Typically, the kids into after-school clubs weren't the same ones into marijuana, but those lines are blurring after legalization, and a pot business has emerged out of the entrepreneurship club at the University of Washington.
Josiah Tullis and Megh Vakharia, both 19, met in the club, and after coming up with a lot of business ideas, they found one involving a potential pot delivery service received the best response.
"When we really came up with this and started bouncing it off of our friends and sending people the designs, there was an overwhelming market demand, market need for this," said Tullis. "When we realized that, we realized that of all the projects we've sort of been tossing around, this is the one that we really need to see through to the end."
Some are calling the marketplace and delivery business they've come up with the "Uber of pot." Tullis explained how it will work on KIRO Radio's Jason Rantz Show.
"Our ultimate goal is to connect the dots between dispensaries and customers," said Tullis, of the service they're calling Canary. "We'll have multiple dispensaries listed on the app and users will be able to browse and filter by their favorite dispensary. Then patients will be able to place strains from those dispensaries into their cart, tag a delivery location in a zone that we deliver to, and within the hour, a Canary courier will arrive with their marijuana."
Tullis explained he and partner Vakharia saw an opportunity in two growing markets.
"There's actually two different trends that we kind of identified. The first trend is of course the on-demand mobile services. That's a very broad category that includes services like Postmates, like Uber. Instacart is another popular one. We're seeing there is a handful of businesses," said Tullis. "Then of course, with legalization and with the growing demand for legal marijuana, we sort of just fused those two industries and came up with Canary."
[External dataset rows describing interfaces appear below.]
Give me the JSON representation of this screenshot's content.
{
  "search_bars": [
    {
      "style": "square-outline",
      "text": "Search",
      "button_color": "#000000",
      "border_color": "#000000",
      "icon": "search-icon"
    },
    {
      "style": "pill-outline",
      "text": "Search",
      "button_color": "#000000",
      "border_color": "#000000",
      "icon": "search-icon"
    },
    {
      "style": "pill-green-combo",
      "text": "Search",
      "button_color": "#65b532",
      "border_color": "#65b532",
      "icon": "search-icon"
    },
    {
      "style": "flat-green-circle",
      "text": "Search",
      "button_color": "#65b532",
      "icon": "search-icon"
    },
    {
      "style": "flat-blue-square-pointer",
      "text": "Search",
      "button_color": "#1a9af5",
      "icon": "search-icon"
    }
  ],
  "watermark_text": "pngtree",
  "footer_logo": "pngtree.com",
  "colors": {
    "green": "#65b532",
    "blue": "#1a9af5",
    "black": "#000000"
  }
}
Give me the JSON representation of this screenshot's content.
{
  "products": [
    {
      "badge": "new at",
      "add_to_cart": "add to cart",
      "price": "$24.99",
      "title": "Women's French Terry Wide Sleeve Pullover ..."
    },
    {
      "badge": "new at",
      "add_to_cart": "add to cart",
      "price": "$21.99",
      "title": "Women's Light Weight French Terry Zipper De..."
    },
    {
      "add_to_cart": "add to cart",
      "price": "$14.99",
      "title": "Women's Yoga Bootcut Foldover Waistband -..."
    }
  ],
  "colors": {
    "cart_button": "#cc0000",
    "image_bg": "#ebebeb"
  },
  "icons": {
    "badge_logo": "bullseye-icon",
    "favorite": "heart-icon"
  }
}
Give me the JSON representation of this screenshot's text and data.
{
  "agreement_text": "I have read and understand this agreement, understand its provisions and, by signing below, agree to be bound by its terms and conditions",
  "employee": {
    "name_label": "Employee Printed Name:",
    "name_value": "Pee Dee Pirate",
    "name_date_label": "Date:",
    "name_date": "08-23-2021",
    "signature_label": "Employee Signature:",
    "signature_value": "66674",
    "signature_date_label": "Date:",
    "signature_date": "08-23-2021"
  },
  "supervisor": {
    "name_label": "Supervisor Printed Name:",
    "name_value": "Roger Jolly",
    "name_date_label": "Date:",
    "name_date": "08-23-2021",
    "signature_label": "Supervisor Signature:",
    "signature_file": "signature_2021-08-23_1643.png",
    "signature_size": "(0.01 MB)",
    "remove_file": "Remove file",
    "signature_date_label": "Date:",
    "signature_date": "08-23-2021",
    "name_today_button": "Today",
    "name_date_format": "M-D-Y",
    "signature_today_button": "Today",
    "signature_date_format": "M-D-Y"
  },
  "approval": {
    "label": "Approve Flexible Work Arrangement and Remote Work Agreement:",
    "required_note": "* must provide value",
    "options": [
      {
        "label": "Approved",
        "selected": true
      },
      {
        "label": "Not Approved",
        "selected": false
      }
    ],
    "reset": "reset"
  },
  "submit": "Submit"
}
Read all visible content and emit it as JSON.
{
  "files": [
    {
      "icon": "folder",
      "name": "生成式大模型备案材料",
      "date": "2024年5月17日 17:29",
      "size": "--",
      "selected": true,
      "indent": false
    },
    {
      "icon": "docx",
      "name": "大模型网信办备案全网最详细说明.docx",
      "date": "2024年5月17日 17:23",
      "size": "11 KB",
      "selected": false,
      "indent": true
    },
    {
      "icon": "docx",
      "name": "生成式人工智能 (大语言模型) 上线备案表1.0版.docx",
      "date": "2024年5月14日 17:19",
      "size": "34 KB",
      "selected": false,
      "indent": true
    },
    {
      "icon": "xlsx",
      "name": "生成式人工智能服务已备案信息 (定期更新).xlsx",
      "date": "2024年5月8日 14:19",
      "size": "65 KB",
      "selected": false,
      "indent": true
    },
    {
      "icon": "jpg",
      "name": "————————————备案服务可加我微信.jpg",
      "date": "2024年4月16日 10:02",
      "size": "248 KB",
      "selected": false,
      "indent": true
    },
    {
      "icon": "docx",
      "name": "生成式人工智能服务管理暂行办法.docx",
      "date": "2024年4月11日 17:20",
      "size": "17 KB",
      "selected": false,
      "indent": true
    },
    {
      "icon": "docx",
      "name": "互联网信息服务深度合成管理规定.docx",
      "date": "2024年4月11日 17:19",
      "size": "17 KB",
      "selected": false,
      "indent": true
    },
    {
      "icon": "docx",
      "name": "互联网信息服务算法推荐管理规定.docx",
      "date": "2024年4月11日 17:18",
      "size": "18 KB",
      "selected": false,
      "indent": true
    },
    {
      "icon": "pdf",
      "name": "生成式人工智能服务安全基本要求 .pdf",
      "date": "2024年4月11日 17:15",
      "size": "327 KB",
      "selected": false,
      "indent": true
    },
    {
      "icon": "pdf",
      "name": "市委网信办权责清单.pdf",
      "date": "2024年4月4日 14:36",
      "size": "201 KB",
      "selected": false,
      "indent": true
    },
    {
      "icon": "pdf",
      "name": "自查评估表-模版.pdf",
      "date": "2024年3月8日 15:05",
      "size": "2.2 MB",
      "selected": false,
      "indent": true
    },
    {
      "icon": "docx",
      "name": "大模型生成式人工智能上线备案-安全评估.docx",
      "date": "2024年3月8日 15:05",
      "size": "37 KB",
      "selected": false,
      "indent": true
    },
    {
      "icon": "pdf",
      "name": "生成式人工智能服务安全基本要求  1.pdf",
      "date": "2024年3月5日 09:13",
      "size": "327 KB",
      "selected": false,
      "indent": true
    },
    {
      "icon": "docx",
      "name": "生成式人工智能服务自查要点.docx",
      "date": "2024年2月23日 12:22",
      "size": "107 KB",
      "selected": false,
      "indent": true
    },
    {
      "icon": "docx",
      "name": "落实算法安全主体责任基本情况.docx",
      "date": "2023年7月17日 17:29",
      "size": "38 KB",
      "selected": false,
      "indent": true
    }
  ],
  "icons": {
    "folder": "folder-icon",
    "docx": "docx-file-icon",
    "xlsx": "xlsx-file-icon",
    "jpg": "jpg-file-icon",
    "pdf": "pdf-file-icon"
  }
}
They hoped to be able to launch a service in line with the new recreational marijuana market coming to Seattle, but found that their service can't serve recreational customers yet.
"Unfortunately, when we sort of peaked under the hood of Initiative 502 and the Washington Liquor Control Board's rules and regulations, they do ban delivery and online sales," said Tullis.
Ultimately, they plan to launch service for medical marijuana users in July. But they've also got their eye on where the future of the recreational industry is going.
"What we're trying to do with the business altogether is sort of skate where the puck is headed," said Tullis. "When we look down the road two or three years, we really see marijuana being fully legalized and fully de-stigmatized, and certainly there will be opportunity for this in its grandest form then."
At this point, Vakharia said there is still a bit of stigma surrounding the sale of pot. He actually didn't initially approach his parents with the idea, but his mom saw him on TV talking about it and offered her two cents.
"The one word of advice was, you can go into the business, but just don't partake," he said. "My father is very supportive of the idea. He's always been supportive of my entrepreneurial ventures, so this is just another one. It's a different industry obviously. But he's fine with it as long as I don't do anything that would harm myself."
Tullis said his parents are similarly supportive of the idea, but are definitely encouraging the young men to do their homework.
"They've just cautioned us be very careful going forward, get the right legal counsel, make sure that you guys are doing this the right way, and of course we want to do that."
Figuring out the legalities they said has been probably the biggest issue. But they are closely watching the tide of changing laws and think that marijuana is on its way to being legal across the board.
"The canary tagline is 'Prohibition is over,'" said Tullis. "I really do think that 20 years down the line, people will regard marijuana very similarly to alcohol today. It will be regulated and taxed very similarly."